should.)  User code routinely catches this exception and re-throws it.  
Sometimes, though, the exception is caught and discarded, without
grave consequences.

If a cancellation exception is caught and discarded, then at the next
cancellation point another is thrown.  This has turned out to be 
entirely practical.  Since the "change of state" that Ulrich speaks 
of amounts to a boolean flag being set, to be checked at cancellation 
points, continuing out of a catch block has no more dire consequence 
than delaying the death of the thread (which executing the destructors 
does anyhow).  Since destructors may execute arbitrary code, to say 
that the thread state is somehow incapable of executing the code after 
the catch block seems to call for more support than a bald assertion, 
particularly given the Boost experience.

Because the Boost.org thread library is almost a shoo-in candidate for
adoption as part of the next Standard C++ Library, experience with it, 
and its designers and implementers, must not be taken lightly.  It 
would be a grave error to implement runtime semantics fundamentally 
incompatible with the Boost C++ threads library cancellation policy.

Now, about the consequences of registering terminate() as the 
destructor for the cancellation object...  First, the essential
principle to observe in analyzing choices is that code compiled for 
use by a thread has to work the same way in a non-threaded program, 
such as a unit-test harness.  Nobody can afford to maintain libraries 
that must behave differently when called by a thread.  Few can afford 
to compile libraries differently when they might be linked with a 
threaded program.  

Many of the requirements observed by exception-safe code are 
fortuitously very similar to those for thread-safe code, so it is 
common practice to write libraries that are both exception-safe and 
thread-safe.  Since exception-handling code is usually the least
well-exercised part of any system, it is critical to keep it simple 
and transparent.  Accommodating two different behaviors eliminates 
transparency.

What makes the proposal almost tolerable is that it is considered 
best practice under almost all circumstances to rethrow unidentified 
exceptions, and the overwhelming majority of existing code does so.
Code that doesn't, though, tends to be that way for critically 
important reasons which we would be foolish to second-guess.  One
such reason is that it is meant to be called from a language that
cannot handle exceptions.

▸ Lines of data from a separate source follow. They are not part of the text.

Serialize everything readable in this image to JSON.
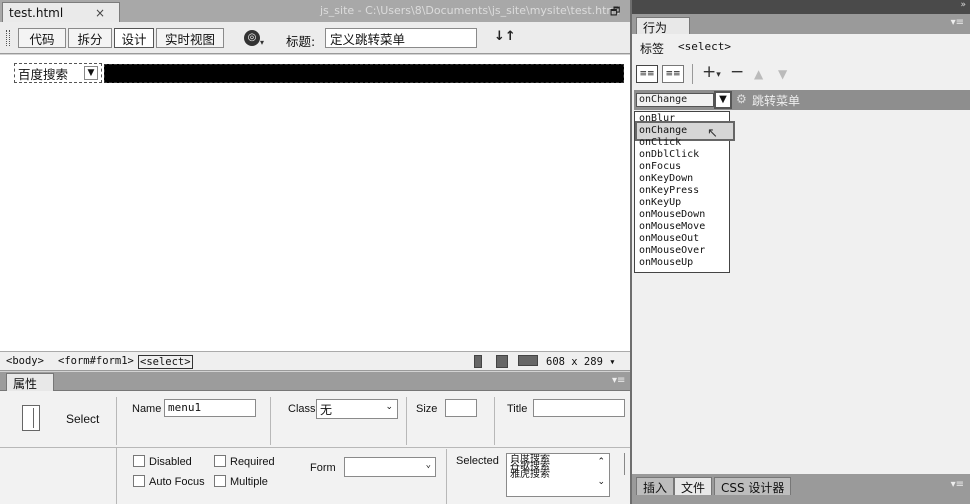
{
  "doc_tab": {
    "name": "test.html",
    "close": "×"
  },
  "window_path": "js_site - C:\\Users\\8\\Documents\\js_site\\mysite\\test.html",
  "toolbar": {
    "code": "代码",
    "split": "拆分",
    "design": "设计",
    "live": "实时视图",
    "title_label": "标题:",
    "title_value": "定义跳转菜单"
  },
  "design_view": {
    "select_text": "百度搜索"
  },
  "status": {
    "tags": [
      "<body>",
      "<form#form1>",
      "<select>"
    ],
    "dimensions": "608 x 289"
  },
  "properties": {
    "tab": "属性",
    "element_type": "Select",
    "name_label": "Name",
    "name_value": "menu1",
    "class_label": "Class",
    "class_value": "无",
    "size_label": "Size",
    "title_label": "Title",
    "disabled": "Disabled",
    "required": "Required",
    "autofocus": "Auto Focus",
    "multiple": "Multiple",
    "form_label": "Form",
    "selected_label": "Selected",
    "selected_options": [
      "百度搜索",
      "谷歌搜索",
      "雅虎搜索"
    ]
  },
  "behaviors": {
    "tab": "行为",
    "tag_label": "标签",
    "tag_value": "<select>",
    "current_event": "onChange",
    "action": "跳转菜单",
    "events": [
      "onBlur",
      "onChange",
      "onClick",
      "onDblClick",
      "onFocus",
      "onKeyDown",
      "onKeyPress",
      "onKeyUp",
      "onMouseDown",
      "onMouseMove",
      "onMouseOut",
      "onMouseOver",
      "onMouseUp"
    ]
  },
  "bottom_tabs": [
    "插入",
    "文件",
    "CSS 设计器"
  ]
}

What would probably be actually tolerable would be to copy some similar 
machinery from the existing C++ runtime, such as the unexpected().
(See ISO 14882, p345: section 18.6.2.2, [lib.unexpected.handler].)

Instead of the cancellation object's destructor registering terminate() 
itself as the destructor, it would register another function which, 
by default, calls terminate().  A program may call a function 
"set_cancellation_destructor(void (*)());" and pass it a function 
pointer to be called instead of terminate(), normally an empty 
function.  In that case discarding the cancellation would be like 
discarding any other exception, and it is up to the author of the 
code to ensure that the thread dies on schedule.

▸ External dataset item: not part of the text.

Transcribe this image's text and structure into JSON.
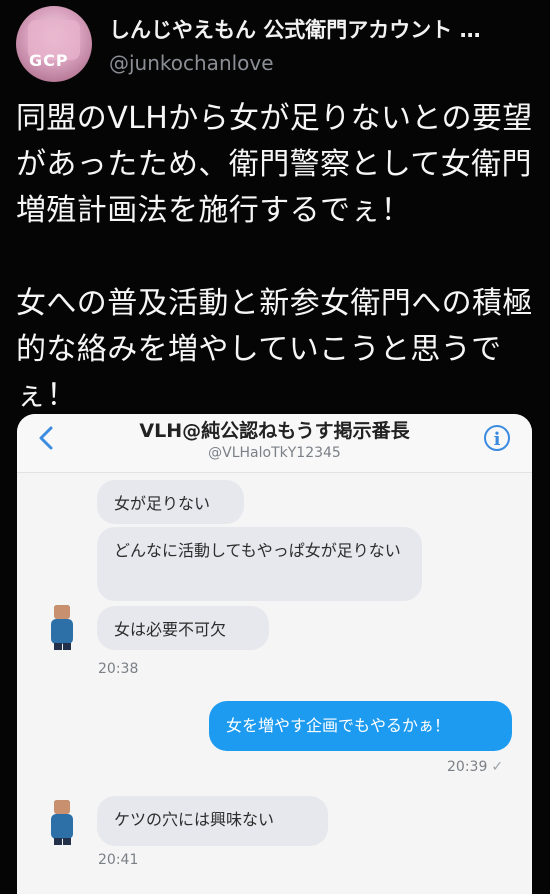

For stack-unwinding code, it suffices to register that runtime function, 
perhaps "cancellation_destructor()", as the destructor for the exception 
object.  For naive users, it calls terminate(), minimizing debugging 
surprises.  Sophisticated users with special needs may instrument it 
as needed, and will not be surprised at the results.  Library writers 
need not do anything special.

Nathan Myers
ncm@cantrip.org

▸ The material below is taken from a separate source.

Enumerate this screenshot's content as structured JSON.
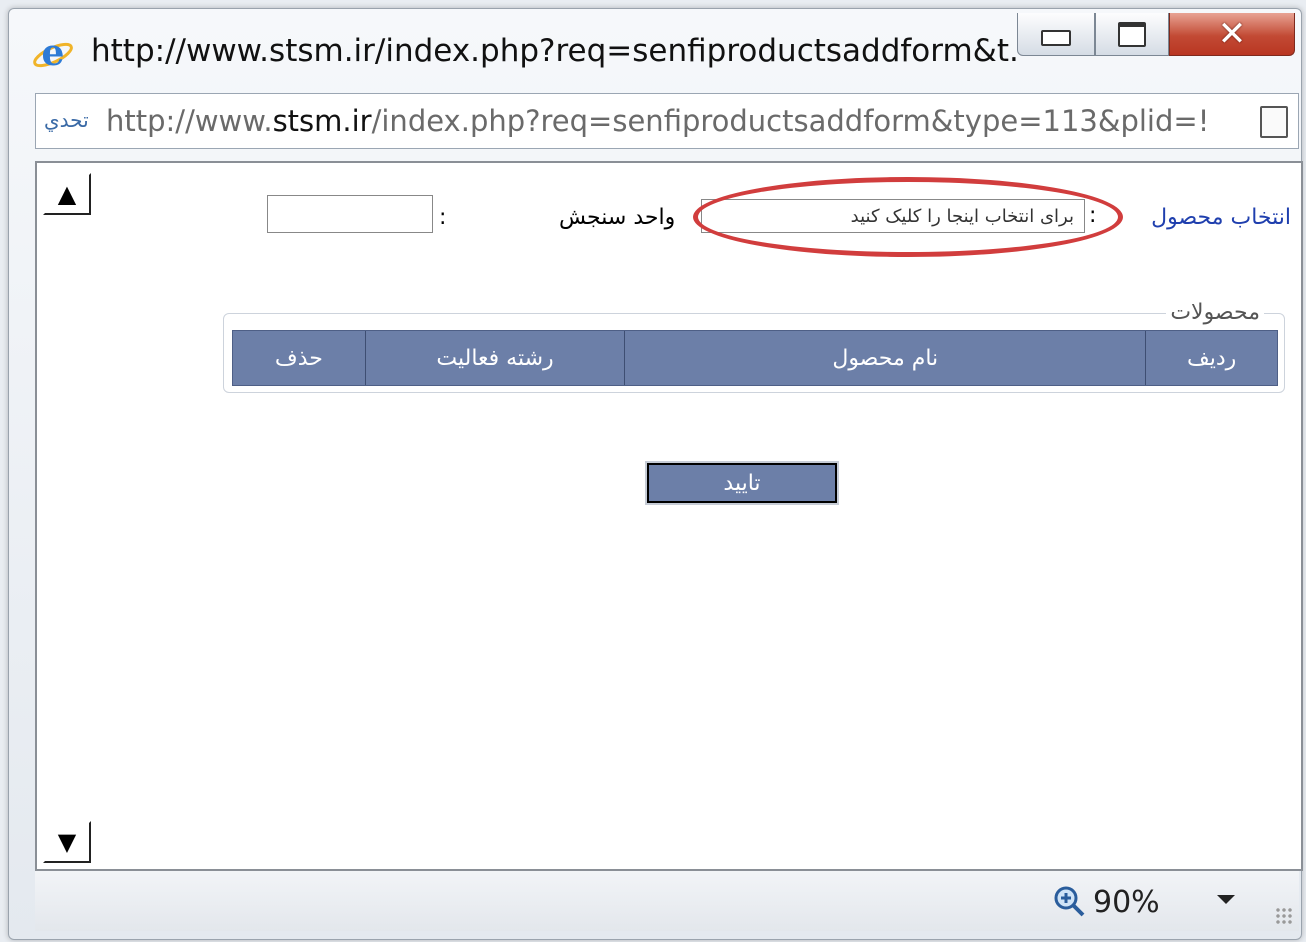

Index Nav: [Date Index] [Subject Index] [Author Index] [Thread Index]
Message Nav: [Date Prev] [Date Next] [Thread Prev] [Thread Next]